In this section you will look more closely at how your time is used.

One of the important considerations in planning to return to work after a break is thinking about how you are going to manage your time. Before you start thinking about the practicalities of juggling work, family and other commitments, it’s worth thinking a bit about how you spend your time. This will help you when you get to the point of making plans to accommodate new activities and commitments into your schedule, and help you identify areas where you need additional support, or perhaps where you could be more efficient with your time. Above all, you will need to use your skills to prioritise.

Activity 2 Your work–life balance

Timing: Allow approximately 5 minutes

Last week we asked you to keep a diary of how much time you spend each day on the various activities listed below:

  • sleep
  • commuting
  • work
  • education/training/research
  • caring for dependents
  • health and fitness
  • leisure and socialising
  • family commitments
  • chores.

Take a look at what you noted and add up the number of hours you spend in total on these things. Now subtract your total from 168 (hours in a week) to find how much time you have left over each week.


Now you have completed a diary of your activities, reflect on your results by considering the following questions about your own work life balance:

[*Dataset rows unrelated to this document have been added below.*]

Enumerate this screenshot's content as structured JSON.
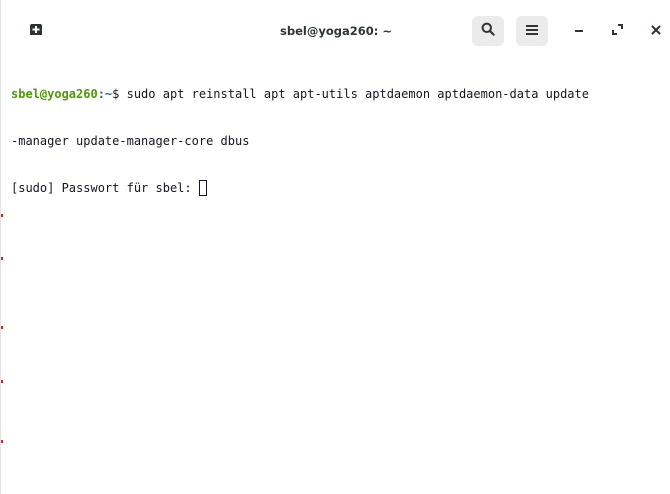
{
  "window": {
    "title": "sbel@yoga260: ~"
  },
  "header": {
    "new_tab_icon": "new-tab-icon",
    "search_icon": "search-icon",
    "menu_icon": "hamburger-menu-icon",
    "minimize_icon": "minimize-icon",
    "maximize_icon": "maximize-icon",
    "close_icon": "close-icon"
  },
  "terminal": {
    "prompt_user": "sbel@yoga260",
    "prompt_path": ":~",
    "prompt_symbol": "$ ",
    "command_line1": "sudo apt reinstall apt apt-utils aptdaemon aptdaemon-data update",
    "command_line2": "-manager update-manager-core dbus",
    "password_prompt": "[sudo] Passwort für sbel: "
  },
  "colors": {
    "prompt_user": "#4e9a06",
    "prompt_path": "#3465a4",
    "text": "#171421",
    "background": "#ffffff",
    "header_button": "#ebebeb"
  }
}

  • Are there aspects that you would like to change?
  • Are your priorities likely to change in the future?
  • In which areas can you afford to be more flexible?

Whatever work-life balance you aspire to, managing and planning your time are going to become very important when you try to take on the added responsibility of returning to work. We will look at a number of time management tools this week.

Activity 3 Prioritising your activities

Timing: Allow approximately 10 minutes

Now you know how you are spending your time, it is useful to think about how to prioritise these varied activities. A useful method that can help in prioritisation is to think about how important or urgent (imminent) the task is and then categorise each task into one of four categories:

  • Important and urgent
  • Important but not urgent
  • Not important but urgent
  • Not important and not urgent
Described image
Figure 2 Categories

Look at the diary you kept last week of how you spent your time. Find an activity for each of the categories:

  • Important and urgent
  • Important but not urgent
  • Not important but urgent
  • Not important and not urgent

In this section, you have looked at how you are spending your time at the moment. In the next sections, you will think about the range of factors you have to consider before returning to the workplace. These responsibilities are different for every individual. Once you have looked at your responsibilities and thought about what your priorities are, you will return to the subject of planning your time in order to achieve the work-life balance you want.